Cause for legislative shame


If Arkansas ever is to advance, we know gaining more college degree holders has to be part of the plan. Before we can get there, gaining high school diplomas and GEDs is essential.

On these points, Arkansas is in danger of going backward.

Act 1063, enacted into law during this year’s legislative session, authorizes the state Board of Career Education to approve fees for administering the GED. Up until now, Arkansas has been one of two states that offer the test for free.

The GED test allows people who, for whatever reason, don’t have a high school diploma, to demonstrate their command of high school work and earn a certificate that is the equivalent of a diploma. Sometimes these people are high school-aged students who weren’t successful in regular schools. Sometimes they are young people in detention or treatment centers. Sometimes they are adults who left high school to work and never made their way back. There are as many stories as there are GED test-takers.

Until now the state has demonstrated its belief that helping these people get ahead is a good investment by footing the bill for the current $20 per test fee.

However, the company that provides the test, GED Testing Services, is getting ready to offer a new version of the test in January to reflect the Common Core standards schools are adopting, according to an Arkansas News Bureau report on May 26.

The test now will be administered by computer only, and the testing service will charge the state $30 for each of the test’s four parts — that’s $120. That cost, or some of it, likely will be passed on to students, according to the report.

Educators are urging students who are planning to take the test or who have started the process and have passed some parts of it to get their testing finished now.

That’s good advice given that the test is about to change materially and it’s about to get expensive.

Between 8,000 and 10,000 people take the test each year and between 6,000 and 8,000 of them pass it, according to the ANB report.

Lawmakers managed to get an amendment added to a budget bill to appropriate $1.87 million to pay for the tests, but it was not funded.

That decision is “a typical example of not investing in things that make a difference,” said one Arkansas superintendent, who also noted that adult education has seen no funding increase since the early 1990s.

The $120 may not seem like a lot of money, but it will be the difference between taking the test and not taking it for some people with low skill levels and low-wage jobs who are trying to get ahead.

Bill Walker, the director of the Career Education Department, told the Arkansas News Bureau that charging people for the test will have “a chilling effect.”

It looks like that could be an understatement in Pine Bluff.

In 2012, there were 188 people who took the GED test at the Adult Education department at the University of Arkansas at Pine Bluff. Of those, 124 passed. Out of the 188, 107 self-reported that they had no income whatsoever. Out of that same 188, 74 were in a detention center, presumably working toward getting out and improving their lots in life. Of those who had an income, 42 said they made less than $7,500 a year.

So almost all of the people who took the test here were without means. What is the likelihood that those folks will be able to come up with $120 to take the GED? Slim to none comes to mind.

The upside to society when someone gets a GED, however, is significant.

The U.S. Department of Labor states that GED graduates make $7,658 more per year than non-high school graduates.
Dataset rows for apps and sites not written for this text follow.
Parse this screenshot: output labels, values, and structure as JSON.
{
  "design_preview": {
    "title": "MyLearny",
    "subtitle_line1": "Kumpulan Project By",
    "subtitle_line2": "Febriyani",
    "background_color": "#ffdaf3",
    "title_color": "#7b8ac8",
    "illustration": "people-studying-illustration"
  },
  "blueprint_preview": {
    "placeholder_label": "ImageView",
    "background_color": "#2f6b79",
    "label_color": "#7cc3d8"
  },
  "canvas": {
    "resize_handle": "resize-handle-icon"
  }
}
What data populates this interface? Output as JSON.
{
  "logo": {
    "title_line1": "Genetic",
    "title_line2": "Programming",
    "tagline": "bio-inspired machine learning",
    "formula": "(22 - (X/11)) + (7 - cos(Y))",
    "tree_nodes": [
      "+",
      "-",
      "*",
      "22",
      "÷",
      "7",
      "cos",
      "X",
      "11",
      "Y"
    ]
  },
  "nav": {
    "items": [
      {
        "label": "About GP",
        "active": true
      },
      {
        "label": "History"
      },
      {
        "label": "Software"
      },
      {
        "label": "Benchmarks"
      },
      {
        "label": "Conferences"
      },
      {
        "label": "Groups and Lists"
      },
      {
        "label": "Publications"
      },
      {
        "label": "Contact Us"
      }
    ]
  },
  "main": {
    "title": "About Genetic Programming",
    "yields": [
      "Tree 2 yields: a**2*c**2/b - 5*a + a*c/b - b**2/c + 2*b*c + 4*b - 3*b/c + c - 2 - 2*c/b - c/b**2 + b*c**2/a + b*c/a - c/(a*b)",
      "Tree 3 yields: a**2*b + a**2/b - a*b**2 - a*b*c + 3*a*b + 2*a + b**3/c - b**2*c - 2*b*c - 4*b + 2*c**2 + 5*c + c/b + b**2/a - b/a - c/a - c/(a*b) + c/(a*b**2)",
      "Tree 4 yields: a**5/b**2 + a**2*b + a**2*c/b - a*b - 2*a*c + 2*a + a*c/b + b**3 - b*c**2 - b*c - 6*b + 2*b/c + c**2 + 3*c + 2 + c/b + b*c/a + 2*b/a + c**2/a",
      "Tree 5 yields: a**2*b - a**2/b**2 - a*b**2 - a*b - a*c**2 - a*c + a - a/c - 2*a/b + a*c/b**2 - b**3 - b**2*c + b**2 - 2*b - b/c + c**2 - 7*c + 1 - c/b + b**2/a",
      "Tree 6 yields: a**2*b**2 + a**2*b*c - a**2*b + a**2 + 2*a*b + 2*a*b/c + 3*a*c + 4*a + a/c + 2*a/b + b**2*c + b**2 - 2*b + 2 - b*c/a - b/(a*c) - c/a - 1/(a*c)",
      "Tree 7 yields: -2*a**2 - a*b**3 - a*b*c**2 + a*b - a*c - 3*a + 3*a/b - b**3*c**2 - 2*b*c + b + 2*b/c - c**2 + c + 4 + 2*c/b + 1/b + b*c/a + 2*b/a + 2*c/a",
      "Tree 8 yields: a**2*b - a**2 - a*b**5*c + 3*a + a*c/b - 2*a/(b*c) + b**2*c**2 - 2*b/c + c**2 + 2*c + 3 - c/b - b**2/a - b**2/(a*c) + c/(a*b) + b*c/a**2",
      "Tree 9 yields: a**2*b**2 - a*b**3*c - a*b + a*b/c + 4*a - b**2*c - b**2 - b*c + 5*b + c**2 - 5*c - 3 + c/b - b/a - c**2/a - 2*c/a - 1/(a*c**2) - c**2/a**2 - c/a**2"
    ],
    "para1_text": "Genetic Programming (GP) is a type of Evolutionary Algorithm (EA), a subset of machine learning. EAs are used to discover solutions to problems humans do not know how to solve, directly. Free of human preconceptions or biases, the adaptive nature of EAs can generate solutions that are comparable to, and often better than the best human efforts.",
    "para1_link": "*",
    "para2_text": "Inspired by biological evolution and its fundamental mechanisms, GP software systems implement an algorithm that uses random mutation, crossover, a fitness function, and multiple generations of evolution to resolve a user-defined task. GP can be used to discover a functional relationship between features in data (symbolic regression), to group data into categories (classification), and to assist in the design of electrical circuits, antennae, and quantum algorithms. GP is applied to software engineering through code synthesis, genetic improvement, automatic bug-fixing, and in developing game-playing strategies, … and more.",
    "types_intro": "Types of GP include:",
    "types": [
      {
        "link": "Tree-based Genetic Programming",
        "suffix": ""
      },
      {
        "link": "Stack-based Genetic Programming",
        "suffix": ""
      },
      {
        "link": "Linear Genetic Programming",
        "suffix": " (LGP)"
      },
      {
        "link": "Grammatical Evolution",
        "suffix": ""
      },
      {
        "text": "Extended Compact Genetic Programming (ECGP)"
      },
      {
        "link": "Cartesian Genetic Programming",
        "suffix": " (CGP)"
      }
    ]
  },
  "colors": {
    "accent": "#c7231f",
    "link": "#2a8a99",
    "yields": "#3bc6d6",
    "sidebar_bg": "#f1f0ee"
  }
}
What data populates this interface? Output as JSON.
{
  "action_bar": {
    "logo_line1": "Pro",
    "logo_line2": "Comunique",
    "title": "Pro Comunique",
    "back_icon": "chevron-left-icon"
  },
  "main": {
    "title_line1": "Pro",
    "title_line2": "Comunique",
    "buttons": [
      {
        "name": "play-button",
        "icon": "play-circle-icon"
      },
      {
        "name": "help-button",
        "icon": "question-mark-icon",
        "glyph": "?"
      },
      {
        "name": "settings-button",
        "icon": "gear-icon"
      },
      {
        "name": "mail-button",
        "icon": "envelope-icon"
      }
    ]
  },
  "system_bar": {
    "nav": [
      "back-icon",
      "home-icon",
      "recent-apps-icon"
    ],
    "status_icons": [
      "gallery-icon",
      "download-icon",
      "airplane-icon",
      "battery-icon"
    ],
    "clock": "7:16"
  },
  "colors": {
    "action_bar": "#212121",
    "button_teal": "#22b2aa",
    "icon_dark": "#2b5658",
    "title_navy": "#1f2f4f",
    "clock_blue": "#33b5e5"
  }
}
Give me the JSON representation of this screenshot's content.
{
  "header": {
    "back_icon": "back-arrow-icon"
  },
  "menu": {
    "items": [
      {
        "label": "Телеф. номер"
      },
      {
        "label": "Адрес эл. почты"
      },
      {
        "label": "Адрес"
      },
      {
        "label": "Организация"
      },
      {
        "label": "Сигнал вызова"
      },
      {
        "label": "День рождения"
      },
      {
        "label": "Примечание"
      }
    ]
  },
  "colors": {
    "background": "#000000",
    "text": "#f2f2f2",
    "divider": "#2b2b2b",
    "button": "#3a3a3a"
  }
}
If that’s true for this year’s grads, those 124 who got their GEDs will add close to a million dollars to the tax base. We could also add in what these GED graduates might drain away from society had they not gotten those degrees.

One proposal would be for the Department of Career Education to pick up the costs for the tests for adults older than 18 and the Department of Education to pick up the tab for 17- and 18-year-olds.

Walker does not know what recommendation he will make to the career education board. Some alternatives to passing the the cost on to students are seeking private donations for scholarships, identifying a different test and asking for a new appropriation in the 2014 legislative fiscal session.

Sen. Eddie Cheatham, D-Crossett, told the Arkansas News Bureau he wished the Legislature had funded the tests, but the issue “didn’t generate enough interest.”

Janice Hanlon, GED administrator for the state, said the Legislature appropriated the money for her office but the appropriation was not funded during the revenue stabilization process. She said it was like getting a check but not having any money in the bank to cover it.

That’s just shocking.

How can it be that a poor state desperately seeking to improve its reputation, its national standing in education and its standard of living could not assemble a Legislature that cared enough to ensure that this previously simple and cost-effective way to improve a person’s economic situation remained available?

They just weren’t interested? That is a cause for shame.